──────── Given information

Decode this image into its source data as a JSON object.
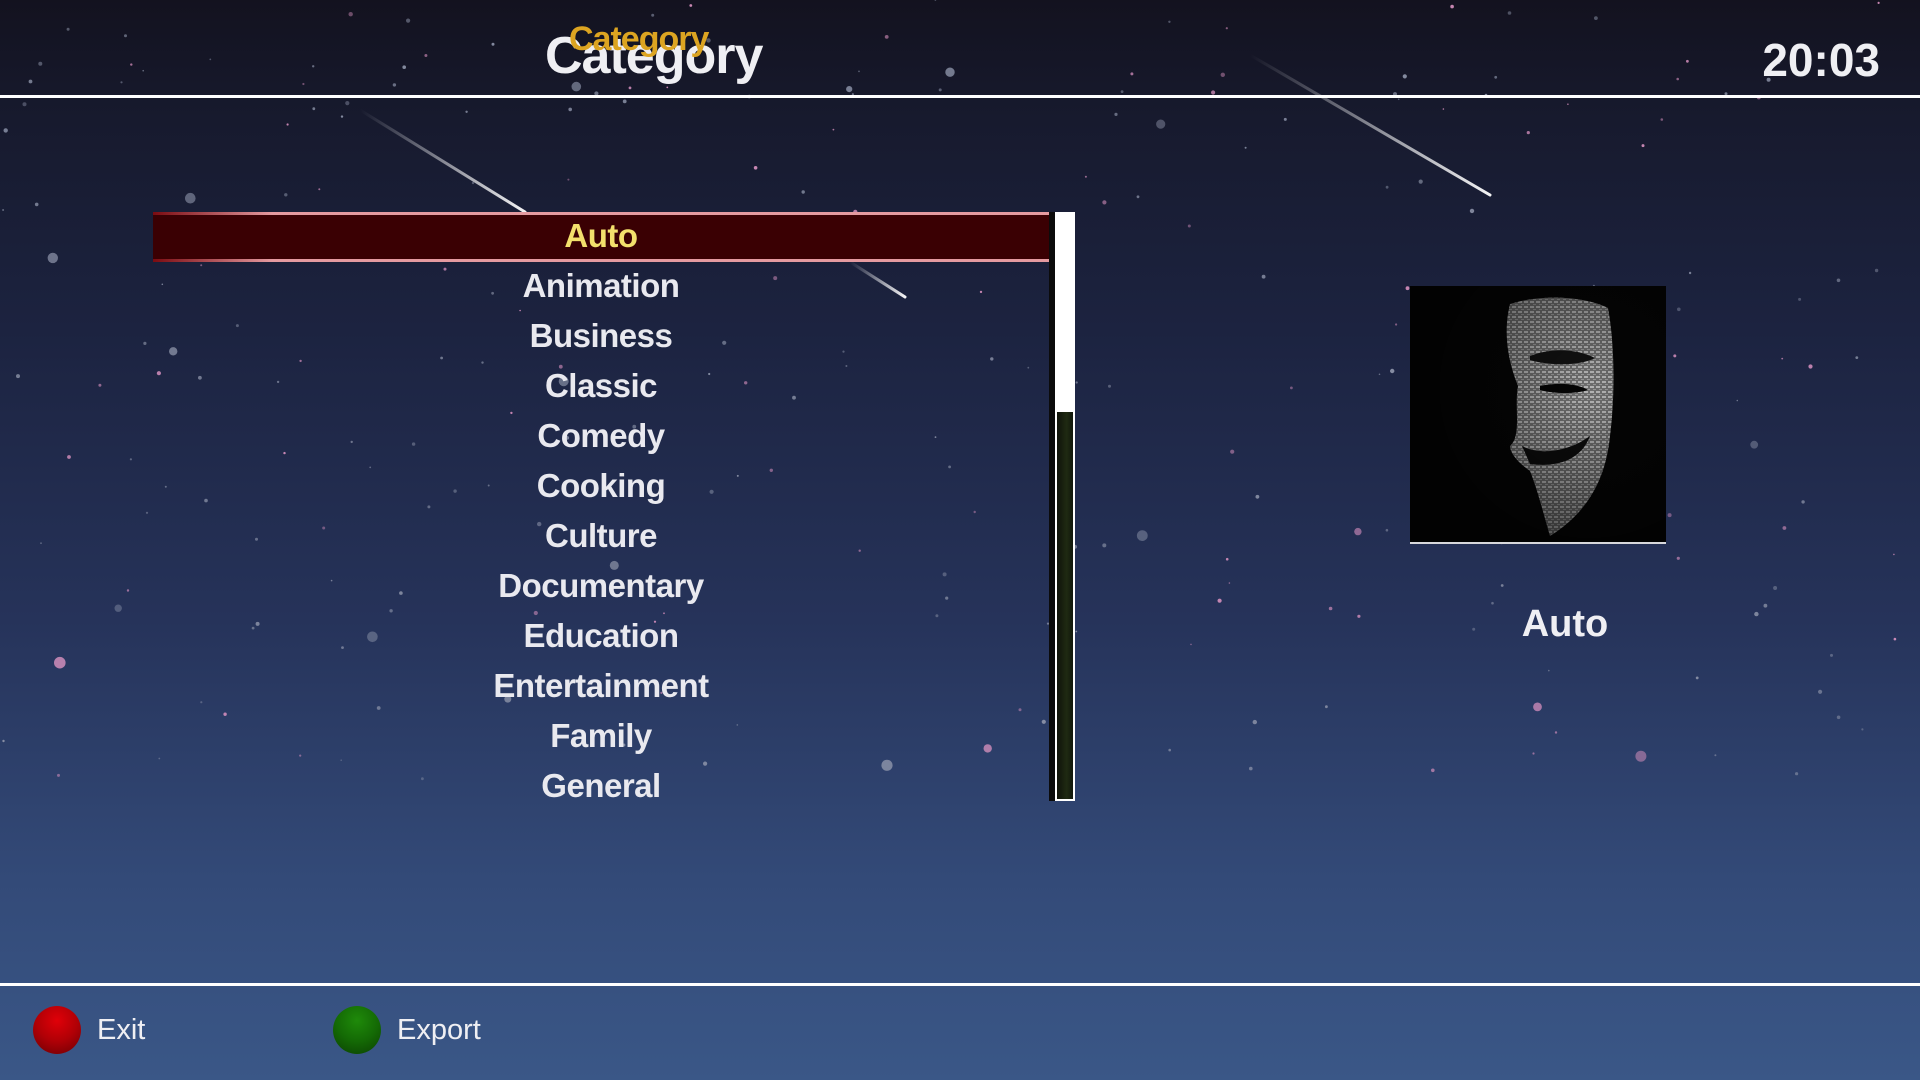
{
  "header": {
    "title": "Category",
    "subtitle": "Category",
    "clock": "20:03"
  },
  "category_list": {
    "selected_index": 0,
    "items": [
      {
        "label": "Auto"
      },
      {
        "label": "Animation"
      },
      {
        "label": "Business"
      },
      {
        "label": "Classic"
      },
      {
        "label": "Comedy"
      },
      {
        "label": "Cooking"
      },
      {
        "label": "Culture"
      },
      {
        "label": "Documentary"
      },
      {
        "label": "Education"
      },
      {
        "label": "Entertainment"
      },
      {
        "label": "Family"
      },
      {
        "label": "General"
      }
    ],
    "scroll_position_fraction": 0,
    "visible_fraction": 0.34
  },
  "preview": {
    "image": "guy-fawkes-mask",
    "label": "Auto"
  },
  "footer": {
    "buttons": [
      {
        "color": "red",
        "label": "Exit"
      },
      {
        "color": "green",
        "label": "Export"
      }
    ]
  },
  "colors": {
    "selected_text": "#f3e06c",
    "selected_background": "#3a0003",
    "title_accent": "#dca421",
    "red_button": "#c00006",
    "green_button": "#186f06"
  }
}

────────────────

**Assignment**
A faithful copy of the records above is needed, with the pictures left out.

**Written response**
Decode this image into its source data as a JSON object.
{
  "header": {
    "title": "Category",
    "subtitle": "Category",
    "clock": "20:03"
  },
  "category_list": {
    "selected_index": 0,
    "items": [
      {
        "label": "Auto"
      },
      {
        "label": "Animation"
      },
      {
        "label": "Business"
      },
      {
        "label": "Classic"
      },
      {
        "label": "Comedy"
      },
      {
        "label": "Cooking"
      },
      {
        "label": "Culture"
      },
      {
        "label": "Documentary"
      },
      {
        "label": "Education"
      },
      {
        "label": "Entertainment"
      },
      {
        "label": "Family"
      },
      {
        "label": "General"
      }
    ],
    "scroll_position_fraction": 0,
    "visible_fraction": 0.34
  },
  "preview": {
    "image": "guy-fawkes-mask",
    "label": "Auto"
  },
  "footer": {
    "buttons": [
      {
        "color": "red",
        "label": "Exit"
      },
      {
        "color": "green",
        "label": "Export"
      }
    ]
  },
  "colors": {
    "selected_text": "#f3e06c",
    "selected_background": "#3a0003",
    "title_accent": "#dca421",
    "red_button": "#c00006",
    "green_button": "#186f06"
  }
}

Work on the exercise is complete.